Imagine yourself wandering through an art museum. Still life paintings and art deco sculptures greet you around each corner. And then you stumble upon a dimly-lit room that seems to beckon to you.
You can't tell whether it's the scent of your mother's apple pie on the gentle breeze emanating from the room, or the flickers of light and movement near the ceiling that attract you. You're in the room now. You find yourself moving closer and closer to the myriad shapes which hang from the rafters. You're nearly below the closest of them when it moves, setting off a cascade of light, motion and scents throughout the room. If it was a real predator, you'd be lunch.
This is the sort of experience which visitors to the espace EDF foundation in Paris can expect (until September 1st, at least). Canadian artist Phillip Beesley's installation there, dubbed "Radiant Soil," is a reactive canopy of light, motion and smells that only ever shows its true beauty when you're standing below it. To accomplish this feat, Beesley has constructed numerous fixtures which each contain whole "tribes" of arduinos which send out impulses to breathing pores, lights and motors.
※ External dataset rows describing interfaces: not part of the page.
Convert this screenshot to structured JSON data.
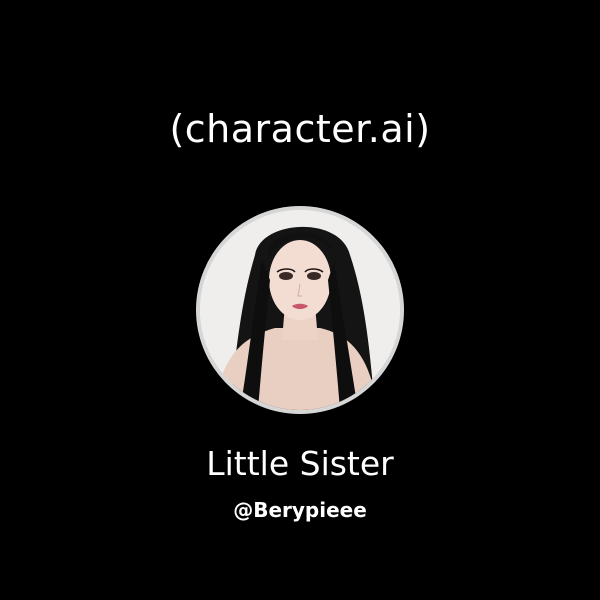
{
  "card": {
    "app_title": "(character.ai)",
    "character_name": "Little Sister",
    "creator_handle": "@Berypieee"
  },
  "avatar": {
    "icon": "character-avatar-portrait",
    "ring_color": "#d6d6d6",
    "background_color": "#efeeec"
  },
  "theme": {
    "background": "#000000",
    "text": "#ffffff"
  }
}
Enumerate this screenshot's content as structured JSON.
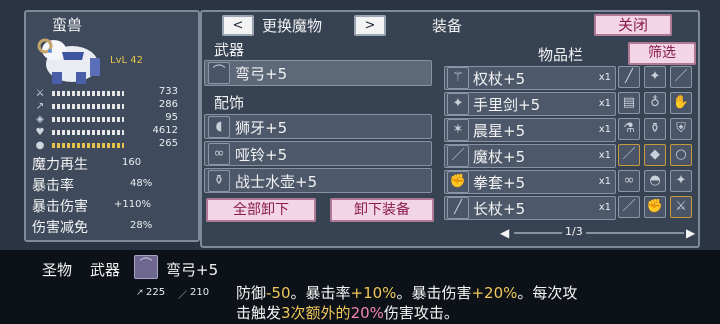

To catch a glimpse of what it feels like to stand beneath Radiant Soil, check out the video and image gallery below.